The task:
Each line below containing the word "lock" needs to be shown.

[[ Entries supplied open ]]

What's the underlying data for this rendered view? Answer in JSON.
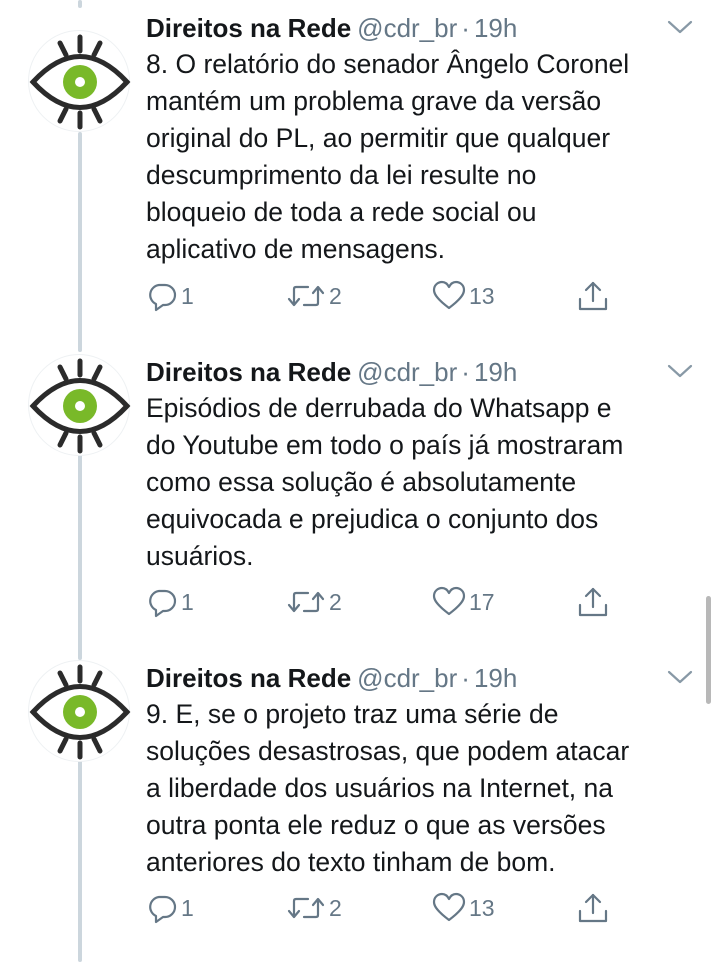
{
  "colors": {
    "text": "#14171a",
    "muted": "#657786",
    "thread_line": "#ccd6dd",
    "eye_green": "#79b929"
  },
  "tweets": [
    {
      "name": "Direitos na Rede",
      "handle": "@cdr_br",
      "sep": "·",
      "time": "19h",
      "lines": [
        "8. O relatório do senador Ângelo Coronel",
        "mantém um problema grave da versão",
        "original do PL, ao permitir que qualquer",
        "descumprimento da lei resulte no",
        "bloqueio de toda a rede social ou",
        "aplicativo de mensagens."
      ],
      "replies": "1",
      "retweets": "2",
      "likes": "13"
    },
    {
      "name": "Direitos na Rede",
      "handle": "@cdr_br",
      "sep": "·",
      "time": "19h",
      "lines": [
        "Episódios de derrubada do Whatsapp e",
        "do Youtube em todo o país já mostraram",
        "como essa solução é absolutamente",
        "equivocada e prejudica o conjunto dos",
        "usuários."
      ],
      "replies": "1",
      "retweets": "2",
      "likes": "17"
    },
    {
      "name": "Direitos na Rede",
      "handle": "@cdr_br",
      "sep": "·",
      "time": "19h",
      "lines": [
        "9. E, se o projeto traz uma série de",
        "soluções desastrosas, que podem atacar",
        "a liberdade dos usuários na Internet, na",
        "outra ponta ele reduz o que as versões",
        "anteriores do texto tinham de bom."
      ],
      "replies": "1",
      "retweets": "2",
      "likes": "13"
    }
  ],
  "icons": {
    "reply": "reply-icon",
    "retweet": "retweet-icon",
    "like": "heart-icon",
    "share": "share-icon",
    "menu": "chevron-down-icon",
    "avatar": "eye-logo-icon"
  }
}
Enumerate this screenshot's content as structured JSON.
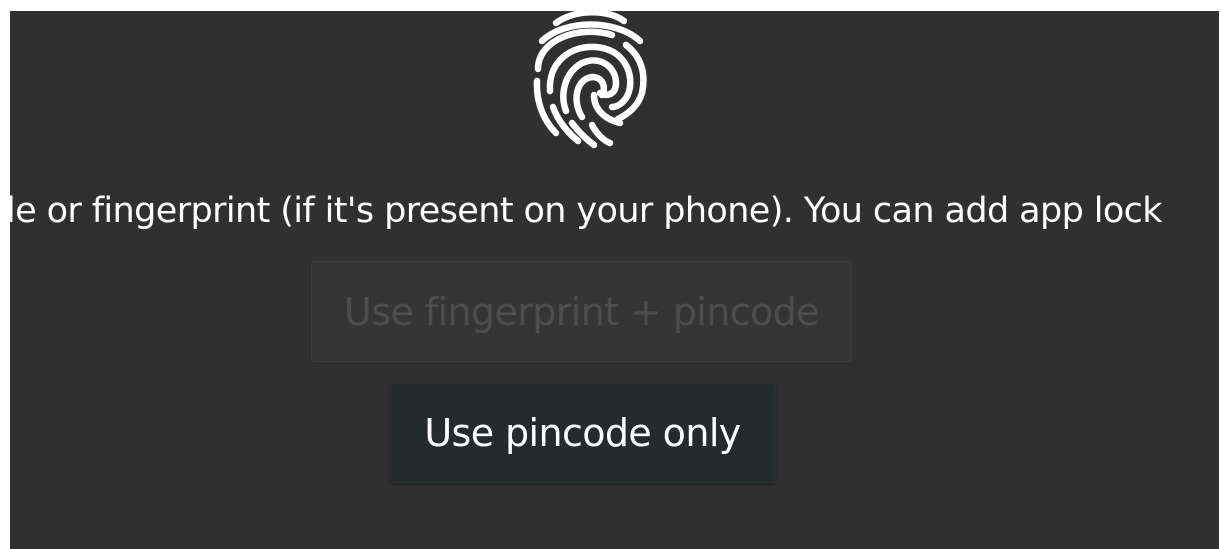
{
  "icon": {
    "name": "fingerprint-icon",
    "color": "#ffffff"
  },
  "description": {
    "text": "le or fingerprint (if it's present on your phone). You can add app lock"
  },
  "buttons": {
    "fingerprint_pincode": {
      "label": "Use fingerprint + pincode",
      "enabled": false
    },
    "pincode_only": {
      "label": "Use pincode only",
      "enabled": true
    }
  },
  "colors": {
    "background": "#303030",
    "disabled_text": "#4d4d4d",
    "primary_text": "#ffffff",
    "button_dark": "#252a2c"
  }
}
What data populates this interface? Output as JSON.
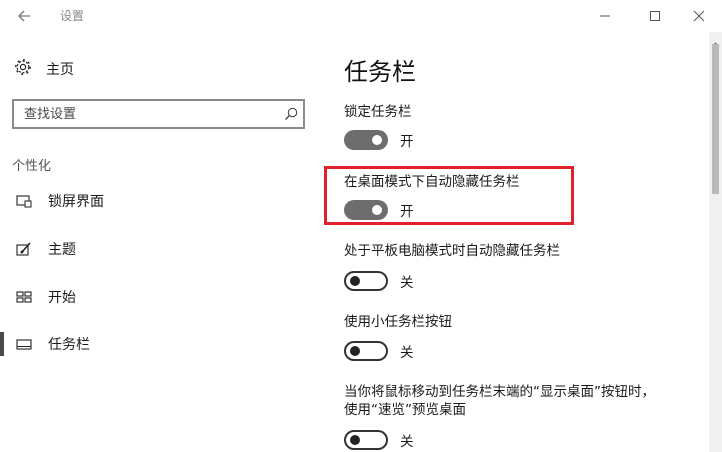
{
  "window": {
    "title": "设置"
  },
  "sidebar": {
    "home_label": "主页",
    "search_placeholder": "查找设置",
    "section_label": "个性化",
    "items": [
      {
        "label": "锁屏界面",
        "icon": "lock-screen-icon"
      },
      {
        "label": "主题",
        "icon": "theme-icon"
      },
      {
        "label": "开始",
        "icon": "start-icon"
      },
      {
        "label": "任务栏",
        "icon": "taskbar-icon",
        "active": true
      }
    ]
  },
  "main": {
    "title": "任务栏",
    "settings": [
      {
        "label": "锁定任务栏",
        "state": "开"
      },
      {
        "label": "在桌面模式下自动隐藏任务栏",
        "state": "开"
      },
      {
        "label": "处于平板电脑模式时自动隐藏任务栏",
        "state": "关"
      },
      {
        "label": "使用小任务栏按钮",
        "state": "关"
      },
      {
        "label_line1": "当你将鼠标移动到任务栏末端的“显示桌面”按钮时，",
        "label_line2": "使用“速览”预览桌面",
        "state": "关"
      }
    ]
  },
  "colors": {
    "highlight": "#e0202a",
    "toggle_on": "#6d6d6d",
    "accent_bar": "#4a4a4a"
  }
}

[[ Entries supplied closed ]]

Result for this exercise:
    "text": "le or fingerprint (if it's present on your phone). You can add app lock"
        "icon": "lock-screen-icon"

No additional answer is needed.